NBA All-Star Game 2017 Photo by Ronald Martinez/Getty Images

How Los Angeles Lakers fans will remember Magic Johnson as an executive remains an open question, but they’ve probably purposefully forgotten how he fared as a head coach.

Johnson is unquestionably one of the greatest players and floor leaders in both Lakers and NBA history, skills that didn’t translate to getting behind the clipboard. Johnson coached 16 games for the Lakers in 1994, going 5-11. That translates to a winning percentage of .313, which ranks 247th out of the 324 men to ever ascend to the rank of NBA head coach. For context, that is worse than Byron Scott (.412).

It’s possible Johnson could have improved given just how small of a sample-size of games he coached, but it appears he has no desire to find out.

The Lakers’ new president of basketball operations spoke to reporters at the Lakers All Access event Monday, and said he has no interest in doing the job he and the organization pay Luke Walton handsomely to do:

It’s a sentiment Walton mirrored recently during a post-practice scrum when asked if he had changed how he was coaching since Johnson had joined the organization (via Shahan Ahmed of NBCLA):

"Am I coaching differently since we hired Magic?" Walton said with a tone that straddled the line between bemusement and bereavement.

"No, we have our vision and our goal of what we're trying to do," Walton explained with a slightly defensive rant in the hopes to end the line of admittedly annoying questions. "We've had great talks, but that's one of the great things (about) working with Magic. He's said multiple times, he's not going to come down here. Coaching is my job and my staff's job. Why would he, in his job, try to come down here and tell us how to coach and what he thinks what we should do?"

Walton added, "We're doing the same stuff down here. And yea, we definitely bounce ideas off each other, what he sees.
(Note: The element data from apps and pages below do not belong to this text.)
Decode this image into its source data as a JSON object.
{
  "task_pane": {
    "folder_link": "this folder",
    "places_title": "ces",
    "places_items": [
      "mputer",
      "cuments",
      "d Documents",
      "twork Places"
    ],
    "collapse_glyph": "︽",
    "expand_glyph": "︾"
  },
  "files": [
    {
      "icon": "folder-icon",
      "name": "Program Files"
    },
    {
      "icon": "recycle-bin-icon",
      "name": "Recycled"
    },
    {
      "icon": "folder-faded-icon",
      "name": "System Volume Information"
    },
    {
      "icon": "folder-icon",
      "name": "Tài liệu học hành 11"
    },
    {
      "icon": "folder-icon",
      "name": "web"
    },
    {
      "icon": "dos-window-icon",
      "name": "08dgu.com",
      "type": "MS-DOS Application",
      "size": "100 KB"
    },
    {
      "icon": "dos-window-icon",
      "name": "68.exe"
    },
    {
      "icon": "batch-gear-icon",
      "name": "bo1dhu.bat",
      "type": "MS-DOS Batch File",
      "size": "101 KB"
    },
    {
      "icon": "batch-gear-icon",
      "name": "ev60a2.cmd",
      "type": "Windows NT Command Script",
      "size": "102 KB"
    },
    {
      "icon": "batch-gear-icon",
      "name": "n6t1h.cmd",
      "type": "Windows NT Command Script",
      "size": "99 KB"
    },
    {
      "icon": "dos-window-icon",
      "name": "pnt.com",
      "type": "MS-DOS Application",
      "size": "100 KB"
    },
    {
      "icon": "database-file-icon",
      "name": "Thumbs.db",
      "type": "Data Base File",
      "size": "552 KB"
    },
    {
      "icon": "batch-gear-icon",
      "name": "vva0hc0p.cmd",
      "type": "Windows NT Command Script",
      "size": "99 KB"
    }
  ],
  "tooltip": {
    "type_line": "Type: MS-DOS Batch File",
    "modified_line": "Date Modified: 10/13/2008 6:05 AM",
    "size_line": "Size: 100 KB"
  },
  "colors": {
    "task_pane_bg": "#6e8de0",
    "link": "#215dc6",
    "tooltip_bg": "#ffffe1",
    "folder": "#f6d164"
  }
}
Of course, I value the opinion of some that is one of the all-time greats in this game, but it's not going to change the way we coach this team."

So it doesn’t sound like Johnson is planning to step on Walton’s toes, although even if he ever did stick his nose in a bit, it’s not like Walton’s never had co-workers who were hard to deal with at times:

If Johnson ever does decide to scream or cuss at Walton, the latter probably just hopes the former has the decency to follow his lead and do it behind closed doors.

Harrison Faigen is co-host of the Locked on Lakers podcast (subscribe here), and you can follow him on Twitter at @hmfaigen.